Combining Modal & Pentatonic Scales
Welcome to lesson 4 of the minor blues course. In the last lesson, we started out improvisation study by pentatonic scale soloing. We also explored how to start improvising over a minor blues progression with the minor blues scale. In this lesson, we’re going to introduce some more interesting and exotic sounding scales we can use over the form.
What Scales Will We Be Using?
A variety of modal scales can be played over the chords of the minor blues progression. If you are not familiar with modal scales, check out the course on Scales & Modes For Improv
The scales we’ll cover are:
- The Dorian Scale
- The Locrian Scale
- The Melodic Minor Scale
- The Altered Scale
- The Diminished Half-Whole Scale
The Dorian Mode
We start by playing the first 8 bars of the form with the Dorian modes of Cm7 and Fm7. The scale degree formula is R-2-b3-4-5-6-b7 but you can also related the mode to the parent scale. Each Dorian mode contains the same notes as the major scale built a whole step below the root of the Dorian mode.
C Dorian is based off the Bb major scale and contains the exact same notes, just played from C to C,
F Dorian is based off the Eb major scale, containing the exact same notes, but played from F to F
Last 4 Bars: Minor II-V-I Progression In Disguise
In the last four bars of the form, we can think of the Ab7 chord as a tritone substitution of Dm7b5, which would precede the G7 going to Cm7 to create a complete minor 251. We can extend the melodic possibilities by choosing modal scales for D-7b5 and superimposing these over the Ab7.
The Altered G7 Chord – Scale Options
The G7 chord is going to resolve to a C minor chord and so this gives us the opportunity to introduce an altered mode or scale contiaining altered tensions. The G mixolydian mode may not be the most suitable because it is derived from Major Scale Harmony.
Instead, we’re going to use the G altered mode, and the G diminished half whole scale. Both of these scales contain altered tensions which are well suited to playing over the V7alt chord in minor 251 progressions.
A Choice Of Scales For The i Minor Chord
For the final Cm7, we have the option of instead playing a C minor major 7th chord. This is the same as the minor 7th chords except the 7th has been raised up a half step to the major 7th.

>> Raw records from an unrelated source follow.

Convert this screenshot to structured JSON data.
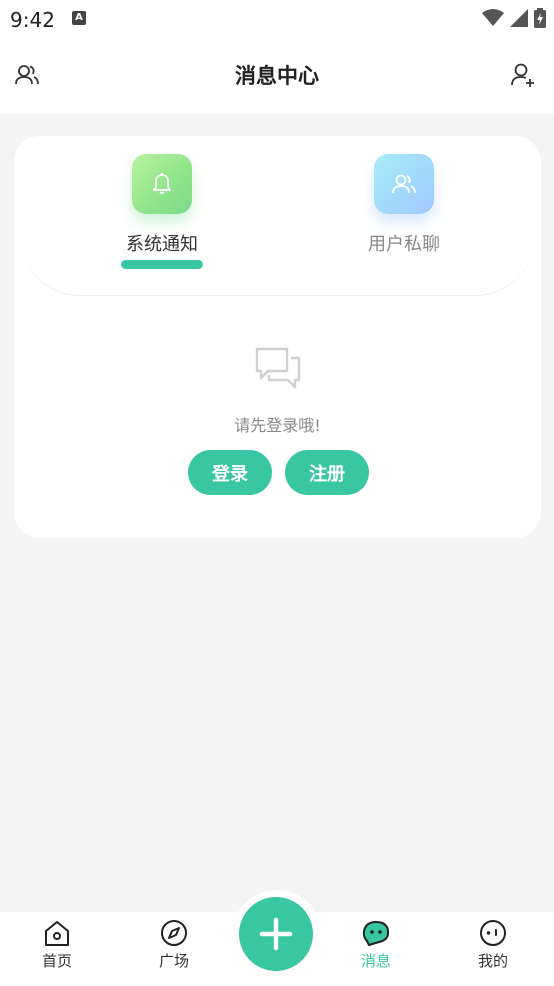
{
  "status_bar": {
    "time": "9:42",
    "notification_badge": "A",
    "icons": [
      "wifi-icon",
      "signal-icon",
      "battery-charging-icon"
    ]
  },
  "header": {
    "title": "消息中心",
    "left_icon": "contacts-icon",
    "right_icon": "add-user-icon"
  },
  "tabs": [
    {
      "label": "系统通知",
      "icon": "bell-icon",
      "active": true
    },
    {
      "label": "用户私聊",
      "icon": "users-icon",
      "active": false
    }
  ],
  "empty_state": {
    "icon": "chat-bubbles-icon",
    "message": "请先登录哦!",
    "login_label": "登录",
    "register_label": "注册"
  },
  "bottom_nav": {
    "items": [
      {
        "label": "首页",
        "icon": "home-icon",
        "active": false
      },
      {
        "label": "广场",
        "icon": "compass-icon",
        "active": false
      },
      {
        "label": "消息",
        "icon": "message-icon",
        "active": true
      },
      {
        "label": "我的",
        "icon": "profile-face-icon",
        "active": false
      }
    ],
    "center_icon": "plus-icon"
  },
  "colors": {
    "accent": "#39c6a2",
    "background": "#f4f4f4",
    "card": "#ffffff"
  }
}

This opens up further melodic possibilities. We can play C melodic minor, which has a cool mysterious tone that is a great choice to end the tune.
It’s also worth noting that you can also play this scale over the other Cm7 chords prior in the form to access some more interesting and exotic note choices.
Minor Blues Progression PDF File Type: pdf
Experiment with the different modal scales covered in this tutorial.
Notice that the major 6th is a characteristic flavor tone of Dorian Scale, and differentiates it from the minor blues scale.
The Ab7 can be viewed as an inversion of D-7b5. The D Locrian Mode is then a great choice of scale for melodic improvisation.
The G Altered Mode contains the same notes as the Ab Melodic Minor Scale (alsno known as the jazz minor scale) played from G to G.
The G Altered Mode contains the b9, #9, b5(#11), and the #5. Lot's of great sounding altered tensions!
The G Diminished Half Whole scale is constructed by playing alternating half and whole steps from G to G.
The G Dim. HW Scale contains the b9, #9, #4, 5, and 6. The scale is made up of 8 notes which make it useful for playing in 4/4 time.